WORDS BY LAURA BEAULNE-STUEBING
Cody Coyote is on a mission to inspire others with hip-hop music.
For a long time, Cody Coyote wasn’t able to talk about his youth and the difficulties he faced as a young Ojibwe man growing up in Ottawa. It was tough to be on the receiving end of racism and he turned to drugs and alcohol.
What he didn’t know during his darkest times was that a recording studio in his old high school would set the stage for his life to change.
When Coyote was a teen he began writing and recording instrumentals with friends. He found music to be the form of expression he needed as a young man facing racism and hardships, channeling feelings and thoughts through songs.
It’s been a long road, but now Coyote is four years sober and travels to First Nations communities to perform and speak about his experiences.
There weren’t many people who looked like him making music when he starting turning out rhymes years ago, but Coyote gravitated towards hip-hop because it spoke to him on a deep, cultural level.
“Hip-hop is ancient,” he said. “A lot of people say it started in the eighties . . . [But] a lot of the traits come from our ancestors.”
MCs are a regular fixture at pow wows, he explained, to welcome dancers and hype up a crowd. Same as in hip-hop. Storytelling, too, is a huge part of Indigenous cultures and many rappers and hip-hop artists are considered storytellers, sharing important, conscious messages about their lives, their own struggles and their communities’ struggles. This is reflected in current hip-hop with artists such as Common and Kendrick Lamar.
“Storytelling is a big aspect of hip-hop, and I see myself as a storyteller,” Coyote said. “I try to paint a picture so [listeners] can see where I’ve been and where I am now.”
Coyote is one of many Indigenous musicians who are working to break stereotypes about Indigenous people and inspire youth to follow their dreams. Over the past few years, artists like the DJs from A Tribe Called Red, Saskatoon rapper Drezus, and the group City Natives from the east coast have been blending inspirational messages and lyrical exploration of the Indigenous experience in Canada with hip-hop beats.
And his efforts haven’t gone unnoticed.
Coyote’s album Lose Control, released in January 2015, was nominated for the best rap/hip-hop CD and the song “Warrior” was nominated for single of the year at the 2015 Indigenous Music Awards. Coyote said this recognition is motivation to keep going.
“A lot of us know there are struggles in our communities,” he said.

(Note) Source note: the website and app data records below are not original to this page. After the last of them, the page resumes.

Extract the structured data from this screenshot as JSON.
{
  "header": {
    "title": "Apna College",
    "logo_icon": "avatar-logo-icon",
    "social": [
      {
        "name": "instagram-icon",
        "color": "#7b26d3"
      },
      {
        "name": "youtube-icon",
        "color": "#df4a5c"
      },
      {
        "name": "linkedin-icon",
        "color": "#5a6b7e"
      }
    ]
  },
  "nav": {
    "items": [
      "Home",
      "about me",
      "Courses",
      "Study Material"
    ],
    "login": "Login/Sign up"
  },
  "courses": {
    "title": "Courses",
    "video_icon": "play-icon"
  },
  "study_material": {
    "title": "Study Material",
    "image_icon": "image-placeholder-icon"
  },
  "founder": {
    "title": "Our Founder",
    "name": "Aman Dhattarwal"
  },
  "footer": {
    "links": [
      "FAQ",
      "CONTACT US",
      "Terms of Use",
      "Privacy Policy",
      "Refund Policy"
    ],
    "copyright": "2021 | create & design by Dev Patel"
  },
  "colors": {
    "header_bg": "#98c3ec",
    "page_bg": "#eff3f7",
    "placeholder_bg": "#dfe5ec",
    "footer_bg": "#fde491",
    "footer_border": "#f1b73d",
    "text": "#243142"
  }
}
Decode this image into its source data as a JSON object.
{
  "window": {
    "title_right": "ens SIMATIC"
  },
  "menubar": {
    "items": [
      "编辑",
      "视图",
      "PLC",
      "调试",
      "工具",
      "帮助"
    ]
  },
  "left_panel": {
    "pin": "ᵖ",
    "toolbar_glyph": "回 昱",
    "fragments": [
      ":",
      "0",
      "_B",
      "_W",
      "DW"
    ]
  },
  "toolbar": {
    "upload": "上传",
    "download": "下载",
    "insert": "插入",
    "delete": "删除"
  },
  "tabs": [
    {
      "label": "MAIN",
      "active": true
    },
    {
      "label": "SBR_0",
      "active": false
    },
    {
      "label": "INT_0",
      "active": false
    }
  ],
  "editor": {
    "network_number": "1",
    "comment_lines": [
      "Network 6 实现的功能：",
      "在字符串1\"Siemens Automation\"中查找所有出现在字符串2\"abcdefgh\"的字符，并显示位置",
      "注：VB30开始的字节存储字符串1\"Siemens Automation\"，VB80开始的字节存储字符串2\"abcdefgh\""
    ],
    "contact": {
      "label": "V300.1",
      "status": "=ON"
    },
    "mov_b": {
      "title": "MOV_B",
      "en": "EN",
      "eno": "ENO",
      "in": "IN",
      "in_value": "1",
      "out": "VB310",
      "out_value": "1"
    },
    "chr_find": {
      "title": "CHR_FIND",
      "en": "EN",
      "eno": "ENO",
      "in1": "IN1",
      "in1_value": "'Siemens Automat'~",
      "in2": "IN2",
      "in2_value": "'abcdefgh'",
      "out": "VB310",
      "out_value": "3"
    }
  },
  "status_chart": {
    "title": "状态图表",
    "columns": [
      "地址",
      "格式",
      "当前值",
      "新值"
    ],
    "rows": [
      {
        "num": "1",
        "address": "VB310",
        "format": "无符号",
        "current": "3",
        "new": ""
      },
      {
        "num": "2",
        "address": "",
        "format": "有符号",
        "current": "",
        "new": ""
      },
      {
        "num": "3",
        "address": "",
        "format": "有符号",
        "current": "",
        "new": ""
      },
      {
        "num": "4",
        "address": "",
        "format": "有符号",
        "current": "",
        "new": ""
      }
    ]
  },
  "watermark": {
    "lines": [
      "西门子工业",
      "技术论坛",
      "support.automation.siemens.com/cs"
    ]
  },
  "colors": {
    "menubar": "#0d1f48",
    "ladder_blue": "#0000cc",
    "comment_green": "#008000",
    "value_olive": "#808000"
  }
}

Repercussions from the residential school system, the sixties scoop and generations of trauma have led to dire situations in many First Nations, Métis, and Inuit communities that include poor living conditions and abuse of alcohol and drugs.
By creating music that celebrates his ancestry and the strength of culture, music that’s meant to lift people up instead of tear them down, Coyote said he is trying to be a positive role model for those who may have lost hope. In spite of the negative messages that many Indigenous people hear, and many have ingrained, he believes music is a universal language that can reach anyone if they’ll listen.
“Our voice is the strongest thing we have,” he said. “Use it.”